Sunday, May 14, 2006
I remember Mother and the four-gored skirt!
I remember many things about Mother. I remember the floral drapes and sofa slip cover she made for the living room in my first childhood home. I was about seven at the time.
I remember that she always insisted she was incapable of making decent pie crust, but she took great pride in her cakes. She loved angel food cakes. She made many of them much to my disappointment as I loved devil's food cakes.
I remember her contagious laugh and how Daddy would tickle her, sometimes chasing her around the house in order to tickle her, just so he could hear her laugh. He called her Butch back then. Why I don't know.
I remember that she did not like dogs in the house, but she put up with them, one after another, dog hair and all, to please Daddy, my sister and me. We three loved dogs.
I remember the time Mother made matching dresses for my sister, me and herself. I remember how proud she was of them. Then there was the four-gored skirt that she made. For some reason memories of that four-gored skirt have surfaced in my mind on this Mother's Day.
I was about eleven when I joined 4-H. My project for the County Fair that summer was to make a four-gored skirt. Either Mother lost patience with me as I fidgeted with the four-gored skirt and her treadle sewing machine, or I lost interest in the four-gored skirt and her treadle sewing machine. Anyway, she ended up doing most of the sewing of the four-gored skirt. She was ever so proud of her sewing accomplishment, too, and she was most confident that the four-gored skirt would receive the much sought after blue ribbon at the County Fair.
When the four-gored skirt did not receive the much sought after blue ribbon, Mother sulked about it for a good month. She could not understand how a four-gored skirt put together by an adult who knew how to sew would not qualify for the much sought after blue ribbon intended for children. I can imagine that, as a way of comforting herself, she might have entertained the thought that the 4-H competition at the County Fair was in fact rigged.

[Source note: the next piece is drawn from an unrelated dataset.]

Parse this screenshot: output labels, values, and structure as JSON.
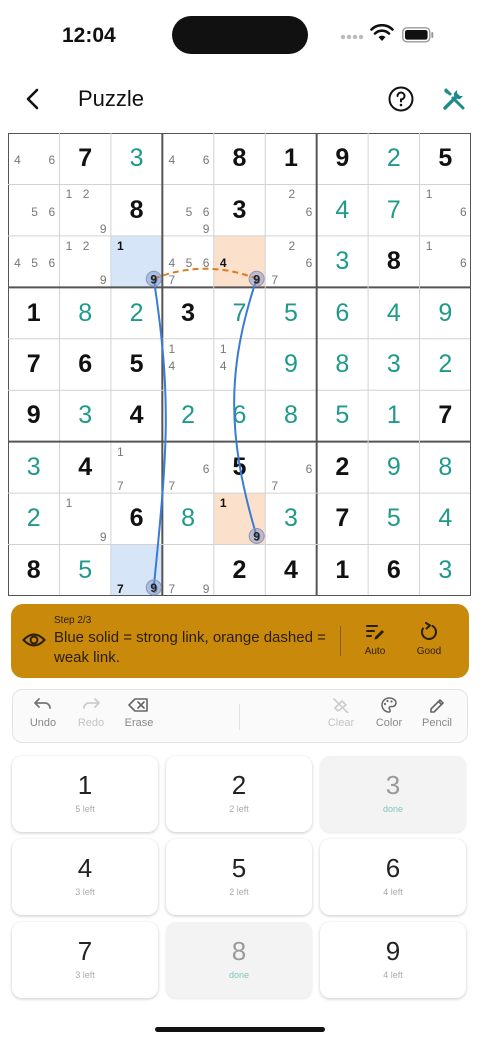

What would youngsters do if their mothers never pitched in at the last minute and covertly finish for their child that science project for school or that 4-H project for the County Fair? What would we do without our moms to take over?